Data excerpts:
· · · · · · ·
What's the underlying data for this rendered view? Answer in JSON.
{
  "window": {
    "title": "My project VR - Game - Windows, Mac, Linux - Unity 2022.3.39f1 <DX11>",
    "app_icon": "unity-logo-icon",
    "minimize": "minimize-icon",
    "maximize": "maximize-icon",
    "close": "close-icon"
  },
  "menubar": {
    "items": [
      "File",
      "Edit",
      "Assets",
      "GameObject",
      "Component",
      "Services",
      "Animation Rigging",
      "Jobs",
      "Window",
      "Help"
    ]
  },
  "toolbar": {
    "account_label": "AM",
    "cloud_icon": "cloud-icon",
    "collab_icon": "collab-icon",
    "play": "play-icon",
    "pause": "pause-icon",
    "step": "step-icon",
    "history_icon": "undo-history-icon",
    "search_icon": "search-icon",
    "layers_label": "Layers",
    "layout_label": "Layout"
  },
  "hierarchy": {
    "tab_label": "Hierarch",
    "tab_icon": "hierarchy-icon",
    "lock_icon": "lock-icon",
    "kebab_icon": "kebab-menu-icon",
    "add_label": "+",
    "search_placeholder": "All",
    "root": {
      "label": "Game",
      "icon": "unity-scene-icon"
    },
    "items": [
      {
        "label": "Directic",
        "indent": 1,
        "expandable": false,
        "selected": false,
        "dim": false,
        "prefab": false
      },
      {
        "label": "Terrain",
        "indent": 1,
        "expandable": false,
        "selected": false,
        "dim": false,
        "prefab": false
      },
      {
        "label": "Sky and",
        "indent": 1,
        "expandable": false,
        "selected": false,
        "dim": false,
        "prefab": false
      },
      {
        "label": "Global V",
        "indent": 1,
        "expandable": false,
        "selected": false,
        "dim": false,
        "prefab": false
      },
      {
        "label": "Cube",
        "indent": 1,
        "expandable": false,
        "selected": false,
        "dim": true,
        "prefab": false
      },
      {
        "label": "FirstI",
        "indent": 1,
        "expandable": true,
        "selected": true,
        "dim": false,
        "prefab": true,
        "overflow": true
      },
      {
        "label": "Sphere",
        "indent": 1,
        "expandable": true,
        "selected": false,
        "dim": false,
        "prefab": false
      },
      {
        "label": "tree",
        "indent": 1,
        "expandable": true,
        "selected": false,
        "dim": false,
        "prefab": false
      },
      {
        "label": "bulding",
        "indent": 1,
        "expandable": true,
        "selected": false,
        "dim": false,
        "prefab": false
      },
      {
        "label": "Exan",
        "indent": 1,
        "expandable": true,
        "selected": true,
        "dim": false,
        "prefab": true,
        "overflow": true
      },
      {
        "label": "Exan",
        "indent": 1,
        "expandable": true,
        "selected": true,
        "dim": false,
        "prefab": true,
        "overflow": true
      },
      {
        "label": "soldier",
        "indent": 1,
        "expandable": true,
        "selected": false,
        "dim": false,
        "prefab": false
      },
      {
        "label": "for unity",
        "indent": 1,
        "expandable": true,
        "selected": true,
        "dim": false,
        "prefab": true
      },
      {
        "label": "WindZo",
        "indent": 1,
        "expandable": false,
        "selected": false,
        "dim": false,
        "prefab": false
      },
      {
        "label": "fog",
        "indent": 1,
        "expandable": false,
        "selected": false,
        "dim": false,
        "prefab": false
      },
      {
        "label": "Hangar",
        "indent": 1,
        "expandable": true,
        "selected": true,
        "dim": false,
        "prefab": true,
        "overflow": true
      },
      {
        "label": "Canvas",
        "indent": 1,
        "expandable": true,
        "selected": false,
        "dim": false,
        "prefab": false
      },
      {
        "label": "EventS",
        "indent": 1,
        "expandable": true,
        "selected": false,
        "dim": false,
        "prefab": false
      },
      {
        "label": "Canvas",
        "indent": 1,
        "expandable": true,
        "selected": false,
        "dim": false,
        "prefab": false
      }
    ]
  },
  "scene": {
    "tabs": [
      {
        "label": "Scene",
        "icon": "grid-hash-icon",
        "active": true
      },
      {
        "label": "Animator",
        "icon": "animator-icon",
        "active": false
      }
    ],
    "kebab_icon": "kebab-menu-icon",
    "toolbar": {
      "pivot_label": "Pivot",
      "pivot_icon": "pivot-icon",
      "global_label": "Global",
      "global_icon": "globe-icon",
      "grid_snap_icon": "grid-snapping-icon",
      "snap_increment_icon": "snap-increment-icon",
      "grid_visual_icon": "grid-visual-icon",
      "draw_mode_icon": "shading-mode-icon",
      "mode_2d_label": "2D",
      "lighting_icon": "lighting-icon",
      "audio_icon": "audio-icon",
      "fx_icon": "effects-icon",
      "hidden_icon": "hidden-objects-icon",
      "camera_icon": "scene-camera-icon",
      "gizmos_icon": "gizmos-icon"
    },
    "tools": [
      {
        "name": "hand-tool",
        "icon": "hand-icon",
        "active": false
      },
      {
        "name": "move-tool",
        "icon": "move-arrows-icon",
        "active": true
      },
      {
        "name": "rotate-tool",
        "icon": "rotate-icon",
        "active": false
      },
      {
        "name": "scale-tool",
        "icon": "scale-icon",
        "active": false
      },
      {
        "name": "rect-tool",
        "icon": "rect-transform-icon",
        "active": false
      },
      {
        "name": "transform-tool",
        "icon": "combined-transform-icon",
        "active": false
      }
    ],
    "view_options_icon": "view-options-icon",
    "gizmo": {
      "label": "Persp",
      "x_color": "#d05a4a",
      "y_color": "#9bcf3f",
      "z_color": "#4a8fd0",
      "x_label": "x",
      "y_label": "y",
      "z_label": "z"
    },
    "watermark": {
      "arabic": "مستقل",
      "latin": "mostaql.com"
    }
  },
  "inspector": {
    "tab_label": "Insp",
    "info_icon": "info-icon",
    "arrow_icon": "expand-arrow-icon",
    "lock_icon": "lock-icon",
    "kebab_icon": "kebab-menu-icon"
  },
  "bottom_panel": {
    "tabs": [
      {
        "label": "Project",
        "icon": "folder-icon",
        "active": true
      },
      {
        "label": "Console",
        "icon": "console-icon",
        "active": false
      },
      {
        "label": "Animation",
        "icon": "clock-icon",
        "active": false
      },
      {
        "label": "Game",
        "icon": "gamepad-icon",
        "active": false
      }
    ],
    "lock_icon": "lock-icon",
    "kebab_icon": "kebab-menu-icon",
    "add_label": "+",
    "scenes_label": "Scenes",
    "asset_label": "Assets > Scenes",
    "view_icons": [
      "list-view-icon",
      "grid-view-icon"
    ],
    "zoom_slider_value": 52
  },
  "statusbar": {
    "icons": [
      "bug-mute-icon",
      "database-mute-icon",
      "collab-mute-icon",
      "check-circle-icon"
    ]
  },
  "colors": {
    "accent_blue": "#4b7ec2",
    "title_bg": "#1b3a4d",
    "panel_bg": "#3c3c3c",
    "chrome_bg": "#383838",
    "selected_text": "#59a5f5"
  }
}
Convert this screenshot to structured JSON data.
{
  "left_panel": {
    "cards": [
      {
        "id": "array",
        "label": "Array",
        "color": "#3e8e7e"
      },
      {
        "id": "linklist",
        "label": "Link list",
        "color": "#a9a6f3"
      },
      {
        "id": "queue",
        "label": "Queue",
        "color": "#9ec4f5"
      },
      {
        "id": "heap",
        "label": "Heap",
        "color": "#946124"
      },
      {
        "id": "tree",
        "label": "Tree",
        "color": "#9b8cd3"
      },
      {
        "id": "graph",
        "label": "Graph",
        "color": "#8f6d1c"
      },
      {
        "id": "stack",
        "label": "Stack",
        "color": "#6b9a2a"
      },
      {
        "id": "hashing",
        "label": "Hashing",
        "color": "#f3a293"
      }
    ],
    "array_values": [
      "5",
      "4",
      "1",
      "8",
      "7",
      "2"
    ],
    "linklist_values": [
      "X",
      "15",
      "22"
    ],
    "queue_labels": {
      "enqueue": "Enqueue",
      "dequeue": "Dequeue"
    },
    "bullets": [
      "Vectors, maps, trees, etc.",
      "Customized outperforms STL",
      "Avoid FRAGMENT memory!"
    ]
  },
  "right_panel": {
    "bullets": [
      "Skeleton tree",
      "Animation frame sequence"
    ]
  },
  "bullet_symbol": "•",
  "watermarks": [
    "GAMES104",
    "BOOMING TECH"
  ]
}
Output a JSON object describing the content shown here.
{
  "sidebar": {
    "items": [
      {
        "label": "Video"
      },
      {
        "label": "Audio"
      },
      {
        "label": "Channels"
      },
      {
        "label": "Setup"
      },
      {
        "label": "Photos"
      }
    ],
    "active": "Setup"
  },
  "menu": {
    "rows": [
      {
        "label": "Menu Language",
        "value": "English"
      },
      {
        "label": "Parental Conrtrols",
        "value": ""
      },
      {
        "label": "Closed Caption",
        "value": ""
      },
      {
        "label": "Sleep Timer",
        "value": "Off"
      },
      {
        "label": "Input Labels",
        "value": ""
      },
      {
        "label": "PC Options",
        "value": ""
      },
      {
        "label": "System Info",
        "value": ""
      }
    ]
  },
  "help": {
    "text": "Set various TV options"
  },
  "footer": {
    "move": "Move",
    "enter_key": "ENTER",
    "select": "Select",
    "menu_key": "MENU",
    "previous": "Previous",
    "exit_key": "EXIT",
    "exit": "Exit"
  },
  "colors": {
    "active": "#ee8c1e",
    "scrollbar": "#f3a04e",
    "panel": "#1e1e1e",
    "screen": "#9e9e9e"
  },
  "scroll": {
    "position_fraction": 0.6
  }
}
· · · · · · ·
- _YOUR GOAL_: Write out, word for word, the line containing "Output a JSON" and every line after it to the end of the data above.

- _EXPECTED OUTPUT_:
Output a JSON object describing the content shown here.
{
  "sidebar": {
    "items": [
      {
        "label": "Video"
      },
      {
        "label": "Audio"
      },
      {
        "label": "Channels"
      },
      {
        "label": "Setup"
      },
      {
        "label": "Photos"
      }
    ],
    "active": "Setup"
  },
  "menu": {
    "rows": [
      {
        "label": "Menu Language",
        "value": "English"
      },
      {
        "label": "Parental Conrtrols",
        "value": ""
      },
      {
        "label": "Closed Caption",
        "value": ""
      },
      {
        "label": "Sleep Timer",
        "value": "Off"
      },
      {
        "label": "Input Labels",
        "value": ""
      },
      {
        "label": "PC Options",
        "value": ""
      },
      {
        "label": "System Info",
        "value": ""
      }
    ]
  },
  "help": {
    "text": "Set various TV options"
  },
  "footer": {
    "move": "Move",
    "enter_key": "ENTER",
    "select": "Select",
    "menu_key": "MENU",
    "previous": "Previous",
    "exit_key": "EXIT",
    "exit": "Exit"
  },
  "colors": {
    "active": "#ee8c1e",
    "scrollbar": "#f3a04e",
    "panel": "#1e1e1e",
    "screen": "#9e9e9e"
  },
  "scroll": {
    "position_fraction": 0.6
  }
}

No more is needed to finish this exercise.